:: Task ::
Collect all lines below with the string "měsíci".

:: Data ::
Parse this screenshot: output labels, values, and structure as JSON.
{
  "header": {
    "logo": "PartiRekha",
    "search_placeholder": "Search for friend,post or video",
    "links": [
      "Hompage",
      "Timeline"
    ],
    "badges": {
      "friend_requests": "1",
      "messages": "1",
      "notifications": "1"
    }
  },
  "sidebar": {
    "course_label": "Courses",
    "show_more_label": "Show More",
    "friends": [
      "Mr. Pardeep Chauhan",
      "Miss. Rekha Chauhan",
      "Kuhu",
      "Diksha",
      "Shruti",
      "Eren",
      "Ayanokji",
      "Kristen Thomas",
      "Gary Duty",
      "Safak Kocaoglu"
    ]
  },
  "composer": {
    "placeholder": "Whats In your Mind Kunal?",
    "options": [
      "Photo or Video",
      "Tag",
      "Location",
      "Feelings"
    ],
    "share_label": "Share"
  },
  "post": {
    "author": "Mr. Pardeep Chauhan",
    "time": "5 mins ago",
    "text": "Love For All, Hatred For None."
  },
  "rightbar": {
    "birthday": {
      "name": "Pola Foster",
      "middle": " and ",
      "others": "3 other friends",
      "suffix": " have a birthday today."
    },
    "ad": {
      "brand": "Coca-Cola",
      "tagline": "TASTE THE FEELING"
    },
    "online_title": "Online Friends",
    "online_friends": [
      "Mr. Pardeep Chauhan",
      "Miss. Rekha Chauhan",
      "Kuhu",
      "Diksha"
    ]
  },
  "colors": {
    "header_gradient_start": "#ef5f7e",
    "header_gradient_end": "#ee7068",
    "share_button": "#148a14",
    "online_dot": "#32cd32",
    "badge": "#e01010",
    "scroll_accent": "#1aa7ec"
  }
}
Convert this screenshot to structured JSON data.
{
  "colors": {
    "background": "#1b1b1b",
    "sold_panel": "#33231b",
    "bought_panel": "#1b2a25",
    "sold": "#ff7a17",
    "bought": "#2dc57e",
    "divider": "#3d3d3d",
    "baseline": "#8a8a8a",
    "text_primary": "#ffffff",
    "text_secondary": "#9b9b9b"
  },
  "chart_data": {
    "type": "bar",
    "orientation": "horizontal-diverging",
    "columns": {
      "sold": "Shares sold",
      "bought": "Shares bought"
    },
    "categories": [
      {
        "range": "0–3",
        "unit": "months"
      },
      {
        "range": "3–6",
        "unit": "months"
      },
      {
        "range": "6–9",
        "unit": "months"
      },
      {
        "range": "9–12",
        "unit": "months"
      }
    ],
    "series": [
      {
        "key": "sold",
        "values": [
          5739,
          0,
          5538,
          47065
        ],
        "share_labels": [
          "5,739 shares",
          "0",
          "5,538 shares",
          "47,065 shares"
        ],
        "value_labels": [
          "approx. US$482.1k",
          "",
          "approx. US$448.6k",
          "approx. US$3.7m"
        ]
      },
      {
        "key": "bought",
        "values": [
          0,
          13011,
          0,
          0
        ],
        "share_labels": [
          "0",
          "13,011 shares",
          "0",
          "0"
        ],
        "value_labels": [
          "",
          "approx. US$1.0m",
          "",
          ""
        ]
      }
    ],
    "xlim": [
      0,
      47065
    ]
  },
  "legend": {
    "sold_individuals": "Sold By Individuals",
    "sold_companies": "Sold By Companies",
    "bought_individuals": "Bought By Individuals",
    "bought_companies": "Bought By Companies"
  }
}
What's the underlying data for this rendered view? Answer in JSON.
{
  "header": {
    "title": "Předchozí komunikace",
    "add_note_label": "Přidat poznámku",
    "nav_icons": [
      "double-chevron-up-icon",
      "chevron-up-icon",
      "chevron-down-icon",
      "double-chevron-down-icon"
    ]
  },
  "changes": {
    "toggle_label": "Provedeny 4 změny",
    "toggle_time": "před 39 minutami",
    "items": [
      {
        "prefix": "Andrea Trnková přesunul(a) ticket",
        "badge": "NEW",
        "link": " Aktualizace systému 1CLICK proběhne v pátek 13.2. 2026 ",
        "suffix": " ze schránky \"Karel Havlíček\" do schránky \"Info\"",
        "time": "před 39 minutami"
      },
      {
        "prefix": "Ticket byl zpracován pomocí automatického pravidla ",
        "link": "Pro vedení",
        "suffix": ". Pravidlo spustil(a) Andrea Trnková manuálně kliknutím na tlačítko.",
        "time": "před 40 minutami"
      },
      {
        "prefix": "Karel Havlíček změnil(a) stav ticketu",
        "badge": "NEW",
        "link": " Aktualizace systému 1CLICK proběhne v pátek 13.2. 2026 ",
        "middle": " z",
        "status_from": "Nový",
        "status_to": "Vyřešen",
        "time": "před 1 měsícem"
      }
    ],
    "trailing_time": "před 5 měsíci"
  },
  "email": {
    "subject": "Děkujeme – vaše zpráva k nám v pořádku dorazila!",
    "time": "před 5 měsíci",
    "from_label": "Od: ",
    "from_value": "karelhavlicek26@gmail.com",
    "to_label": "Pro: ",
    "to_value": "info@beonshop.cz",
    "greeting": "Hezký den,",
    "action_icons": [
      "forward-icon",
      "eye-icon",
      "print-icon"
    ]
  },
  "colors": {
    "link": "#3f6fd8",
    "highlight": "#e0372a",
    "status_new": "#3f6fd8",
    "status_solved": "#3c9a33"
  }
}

:: Response to this task ::
    "trailing_time": "před 5 měsíci"
    "time": "před 5 měsíci",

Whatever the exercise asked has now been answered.